Despite what Bethesda says, the only thing that's been remotely updated are the combat animations, and even those leave much to be desired (there's zero finesse when it comes to fighting in Skyrim, in terms of both look and feel). Every fight can be handled in the same way. As it is with the entire game, and when it comes to doing battle in particular, Skyrim's made it so that players don't have to think. Even fights against dragons aren't all they're cracked up to be, as all the player's got to do is wait for a dragon to land before running up to it and assaulting it with a barrage of low-brow flurries. And why bother adding V.A.T.S. style kill animations if they all end up looking awkward?
The animations themselves lack a certain finesse, though this is something more of a personal feeling. Sure, the game takes place in Skyrim, but does everyone have to look like a barbarian when they fight, tactlessly swinging their weapons about like muck-raking savages? Adding variety to animations or, if nothing else, making the different attacks more cohesive with one another would work out better. Take a page from Dark Souls --that game's got some really nice attack animations -- excellent sense of weight, good timing, finesse -- and they all fit with one another; that is to say, I believe that my character in Dark Souls is capable of performing all of these varied moves with all of these varied weapons.
A few other things
Level scaling is back, and while it's a little more subtle than it was in Oblivion, it's still a huge drag. The field of view is claustrophobia-inducing; would've been nice to add an option to change that instead of needing to tweak .ini files. The seemingly blatant disregard to ensuring how different armor pieces stack with one another is unacceptable (for example, wearing a hooded robe with a mask makes my character's head disappear).
Morrowind felt like an immersive experience. Skyrim feels like a game and nothing more. As much as I'd like to explore the beautifully realized world of Skyrim, I know that underneath the nice veneer is a rotten core. I don't understand how games like Risen and Two Worlds II get metacritic scores in the 70's while Skyrim gets a 95.
The bottom line is this: For the $60 price tag and for all the hype surrounding it, I shouldn't have to settle. I should be wowed by Skyrim, and I'm not. I don't wanna have my hand held when I play a game, and I'm sick of being reminded about how lame my Skyrim experience is by its numerous quirks. Skyrim is a horrible ode to the direction in which the game industry is headed. Playing Skyrim makes me miss Morrowind.… Expand
Average User Score: 8.7Jul 15, 2011Call of Pripyat's oozing with atmosphere, the bullet physics are some of the best in any FPS out there (the nuances in bullet trajectories isCall of Pripyat's oozing with atmosphere, the bullet physics are some of the best in any FPS out there (the nuances in bullet trajectories is really apparent once you start customizing your firearms), and the dialogue is entertaining and completely believable while still being informative. Also, it's fun to explore the myriad mysteries the expansive and nicely detailed Zone has to offer. When your roll all that up, you get one of the most immersive and exhilarating gaming experiences out there.

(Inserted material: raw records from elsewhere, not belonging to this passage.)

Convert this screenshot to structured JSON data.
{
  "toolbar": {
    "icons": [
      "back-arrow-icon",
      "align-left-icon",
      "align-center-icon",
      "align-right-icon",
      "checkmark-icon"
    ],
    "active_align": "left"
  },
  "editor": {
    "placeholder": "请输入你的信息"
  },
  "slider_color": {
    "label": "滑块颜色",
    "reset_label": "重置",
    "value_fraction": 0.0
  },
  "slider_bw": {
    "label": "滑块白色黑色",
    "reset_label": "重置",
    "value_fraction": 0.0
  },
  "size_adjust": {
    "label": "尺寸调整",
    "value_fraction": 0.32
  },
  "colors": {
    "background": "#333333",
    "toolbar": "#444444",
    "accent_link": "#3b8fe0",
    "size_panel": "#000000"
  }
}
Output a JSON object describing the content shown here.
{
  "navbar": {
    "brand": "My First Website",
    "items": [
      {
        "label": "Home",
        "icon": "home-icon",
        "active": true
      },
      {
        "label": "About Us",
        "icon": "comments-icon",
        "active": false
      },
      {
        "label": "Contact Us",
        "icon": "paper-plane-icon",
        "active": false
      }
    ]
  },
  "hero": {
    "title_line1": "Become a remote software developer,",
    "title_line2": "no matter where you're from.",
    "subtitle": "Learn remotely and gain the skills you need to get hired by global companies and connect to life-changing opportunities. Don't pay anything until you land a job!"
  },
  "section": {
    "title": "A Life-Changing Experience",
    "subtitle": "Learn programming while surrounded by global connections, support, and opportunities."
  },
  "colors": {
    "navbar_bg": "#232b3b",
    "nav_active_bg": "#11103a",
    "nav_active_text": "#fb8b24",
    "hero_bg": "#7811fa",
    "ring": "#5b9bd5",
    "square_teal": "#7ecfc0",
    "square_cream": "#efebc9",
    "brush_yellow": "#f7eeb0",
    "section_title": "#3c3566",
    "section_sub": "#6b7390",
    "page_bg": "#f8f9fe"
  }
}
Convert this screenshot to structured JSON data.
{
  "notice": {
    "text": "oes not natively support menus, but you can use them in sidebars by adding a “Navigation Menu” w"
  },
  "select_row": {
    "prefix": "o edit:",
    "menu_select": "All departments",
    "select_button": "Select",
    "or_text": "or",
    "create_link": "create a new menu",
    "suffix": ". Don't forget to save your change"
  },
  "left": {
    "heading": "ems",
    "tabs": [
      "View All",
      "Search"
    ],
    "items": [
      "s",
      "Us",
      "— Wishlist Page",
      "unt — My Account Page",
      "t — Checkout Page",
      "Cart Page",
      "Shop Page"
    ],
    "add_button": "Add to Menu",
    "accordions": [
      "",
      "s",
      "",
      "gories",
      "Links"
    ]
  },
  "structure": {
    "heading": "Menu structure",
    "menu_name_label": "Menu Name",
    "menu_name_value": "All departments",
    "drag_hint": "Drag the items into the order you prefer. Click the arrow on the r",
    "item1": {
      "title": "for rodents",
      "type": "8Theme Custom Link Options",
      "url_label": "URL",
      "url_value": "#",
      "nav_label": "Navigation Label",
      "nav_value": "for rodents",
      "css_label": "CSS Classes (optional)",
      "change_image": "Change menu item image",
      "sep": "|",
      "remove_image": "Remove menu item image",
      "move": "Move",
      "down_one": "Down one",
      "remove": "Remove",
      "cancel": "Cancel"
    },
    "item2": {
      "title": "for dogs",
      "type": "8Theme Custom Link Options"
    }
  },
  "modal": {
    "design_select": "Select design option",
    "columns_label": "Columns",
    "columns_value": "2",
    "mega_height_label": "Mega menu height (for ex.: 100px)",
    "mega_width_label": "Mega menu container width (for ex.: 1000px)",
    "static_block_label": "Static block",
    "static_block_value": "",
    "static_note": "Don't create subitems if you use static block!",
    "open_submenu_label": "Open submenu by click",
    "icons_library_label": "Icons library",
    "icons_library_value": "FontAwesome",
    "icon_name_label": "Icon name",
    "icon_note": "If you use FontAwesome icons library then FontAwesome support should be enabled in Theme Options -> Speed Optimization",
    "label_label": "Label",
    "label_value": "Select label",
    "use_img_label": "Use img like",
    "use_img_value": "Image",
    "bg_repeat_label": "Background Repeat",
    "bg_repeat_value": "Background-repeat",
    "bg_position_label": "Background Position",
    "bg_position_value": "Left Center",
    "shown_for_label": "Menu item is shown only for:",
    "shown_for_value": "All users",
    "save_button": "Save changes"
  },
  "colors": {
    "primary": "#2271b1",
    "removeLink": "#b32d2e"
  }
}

P.S. Folk shouldn't compare this game to others like CoD and Crysis, 'cause it's got its own unique thing going.… Expand